Over time, the body gradually loses its ability to efficiently self-regulate and self-heal. Some of this loss may be due to the aging process, trauma, accident, illness, surgical scarring, childbirth, repetitive activity, the prolonged influence of gravity on posture, or the cumulative effects of mental, emotional, physical, and spiritual stresses.
In most cases, the patient has had some combination of the above experiences. These experiences may manifest themselves locally at or near the original site of occurrence or, more frequently, the symptoms may be felt far from the site of occurrence. For this reason, the Osteopathic Manual Practitioner must assess the whole body. Although treatment may be directed toward several specific areas, the effect of that treatment is often felt throughout the body. It is for this reason that the Osteopathic Manual Practitioner also treat the whole body.
By using a meticulous methodology, as provided through the CCO's traditional osteopathic program, the Osteopathic Manual Practitioner can determine the origin and effects of aging, trauma, and other experiences, and to create and administer an appropriate treatment plan. This process begins by:

1.  interviewing the patient

2.  performing a complete osteopathic assessment

3.  assessing the positionmobility and quality of certain tissues, fluids, and rhythms of the body.

 Once the nature of the patient's condition is determined, treatment is directed toward helping the body regain its optimal ability to circulate the fluids unimpeded and in sufficient quantity. This restoration of circulation leads to the body's natural ability to regulate and heal itself. 



The profession of Osteopathy was founded single-handedly in 1874 by an American physician, with a mechanical background, named Andrew Taylor Still (1828-1917). Still was the third son of a pioneer doctor, under whom he apprenticed at the close of the Jacksonian era (1829-1837). It was a time that encouraged independent thought and the development of new disciplines to improve the lot of mankind.
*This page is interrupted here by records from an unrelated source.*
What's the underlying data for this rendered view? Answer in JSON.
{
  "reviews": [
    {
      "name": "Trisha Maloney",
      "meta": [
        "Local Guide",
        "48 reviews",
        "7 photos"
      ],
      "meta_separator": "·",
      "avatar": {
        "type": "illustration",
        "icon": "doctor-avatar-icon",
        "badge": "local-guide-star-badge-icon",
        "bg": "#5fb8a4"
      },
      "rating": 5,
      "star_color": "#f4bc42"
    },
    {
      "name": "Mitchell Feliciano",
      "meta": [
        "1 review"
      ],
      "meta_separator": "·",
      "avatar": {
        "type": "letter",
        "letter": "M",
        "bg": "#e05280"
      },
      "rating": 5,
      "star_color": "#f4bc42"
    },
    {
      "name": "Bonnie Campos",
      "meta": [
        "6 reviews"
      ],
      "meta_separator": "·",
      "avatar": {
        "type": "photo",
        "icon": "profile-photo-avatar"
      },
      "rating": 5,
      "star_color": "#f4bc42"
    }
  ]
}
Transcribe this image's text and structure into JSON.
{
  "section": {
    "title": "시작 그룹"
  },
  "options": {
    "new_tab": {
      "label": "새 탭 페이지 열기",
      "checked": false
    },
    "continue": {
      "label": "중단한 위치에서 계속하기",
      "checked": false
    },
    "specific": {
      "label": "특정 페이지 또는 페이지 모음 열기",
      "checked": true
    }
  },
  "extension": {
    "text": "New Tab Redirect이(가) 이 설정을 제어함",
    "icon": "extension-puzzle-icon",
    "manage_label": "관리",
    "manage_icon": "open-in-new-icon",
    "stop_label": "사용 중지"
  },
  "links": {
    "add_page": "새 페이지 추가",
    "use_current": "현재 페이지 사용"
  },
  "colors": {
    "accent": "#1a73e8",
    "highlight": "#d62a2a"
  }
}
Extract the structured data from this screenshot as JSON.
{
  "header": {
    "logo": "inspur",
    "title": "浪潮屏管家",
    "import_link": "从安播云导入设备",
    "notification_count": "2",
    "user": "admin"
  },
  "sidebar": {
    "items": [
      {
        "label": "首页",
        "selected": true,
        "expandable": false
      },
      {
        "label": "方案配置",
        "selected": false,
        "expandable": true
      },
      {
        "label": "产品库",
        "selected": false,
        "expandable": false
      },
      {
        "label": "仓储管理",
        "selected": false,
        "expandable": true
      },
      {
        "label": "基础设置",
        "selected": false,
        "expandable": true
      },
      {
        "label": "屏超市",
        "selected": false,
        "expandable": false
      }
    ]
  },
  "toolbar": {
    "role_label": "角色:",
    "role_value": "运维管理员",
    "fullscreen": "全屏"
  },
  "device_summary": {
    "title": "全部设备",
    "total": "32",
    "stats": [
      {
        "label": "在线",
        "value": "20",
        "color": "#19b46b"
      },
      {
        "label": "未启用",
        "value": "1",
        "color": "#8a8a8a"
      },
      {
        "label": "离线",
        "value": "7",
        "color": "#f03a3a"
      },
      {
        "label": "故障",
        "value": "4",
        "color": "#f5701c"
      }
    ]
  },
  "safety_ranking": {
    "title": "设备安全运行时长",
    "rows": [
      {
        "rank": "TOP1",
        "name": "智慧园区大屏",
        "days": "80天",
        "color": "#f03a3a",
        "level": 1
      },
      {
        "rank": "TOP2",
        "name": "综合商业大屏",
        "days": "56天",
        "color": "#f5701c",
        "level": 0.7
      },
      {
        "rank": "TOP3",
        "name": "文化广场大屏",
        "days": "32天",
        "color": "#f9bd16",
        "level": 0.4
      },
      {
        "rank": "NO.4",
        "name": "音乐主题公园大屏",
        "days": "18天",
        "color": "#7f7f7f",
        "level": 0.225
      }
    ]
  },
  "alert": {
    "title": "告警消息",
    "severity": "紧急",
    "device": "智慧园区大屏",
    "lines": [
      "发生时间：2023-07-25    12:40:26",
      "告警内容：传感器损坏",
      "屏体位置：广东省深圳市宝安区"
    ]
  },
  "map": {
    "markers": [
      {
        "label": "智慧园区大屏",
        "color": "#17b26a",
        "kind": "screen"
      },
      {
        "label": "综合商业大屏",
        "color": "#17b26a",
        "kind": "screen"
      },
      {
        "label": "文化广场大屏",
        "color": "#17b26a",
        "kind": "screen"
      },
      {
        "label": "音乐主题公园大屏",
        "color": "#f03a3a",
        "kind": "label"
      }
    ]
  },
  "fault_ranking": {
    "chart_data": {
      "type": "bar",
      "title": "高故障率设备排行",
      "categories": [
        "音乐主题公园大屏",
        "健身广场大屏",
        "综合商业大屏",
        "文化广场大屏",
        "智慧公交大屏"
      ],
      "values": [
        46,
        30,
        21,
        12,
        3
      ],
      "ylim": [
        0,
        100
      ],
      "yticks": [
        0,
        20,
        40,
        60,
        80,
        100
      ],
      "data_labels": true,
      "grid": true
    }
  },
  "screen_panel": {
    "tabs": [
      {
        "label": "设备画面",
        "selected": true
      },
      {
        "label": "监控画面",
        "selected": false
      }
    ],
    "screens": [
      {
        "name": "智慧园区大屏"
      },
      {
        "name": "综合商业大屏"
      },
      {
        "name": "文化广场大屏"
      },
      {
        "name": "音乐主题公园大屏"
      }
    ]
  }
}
Following Still's participation in the American Civil War, he began an empirical study of the human body under the premise that by studying “God's work” he would have a greater understanding of his “Creator.”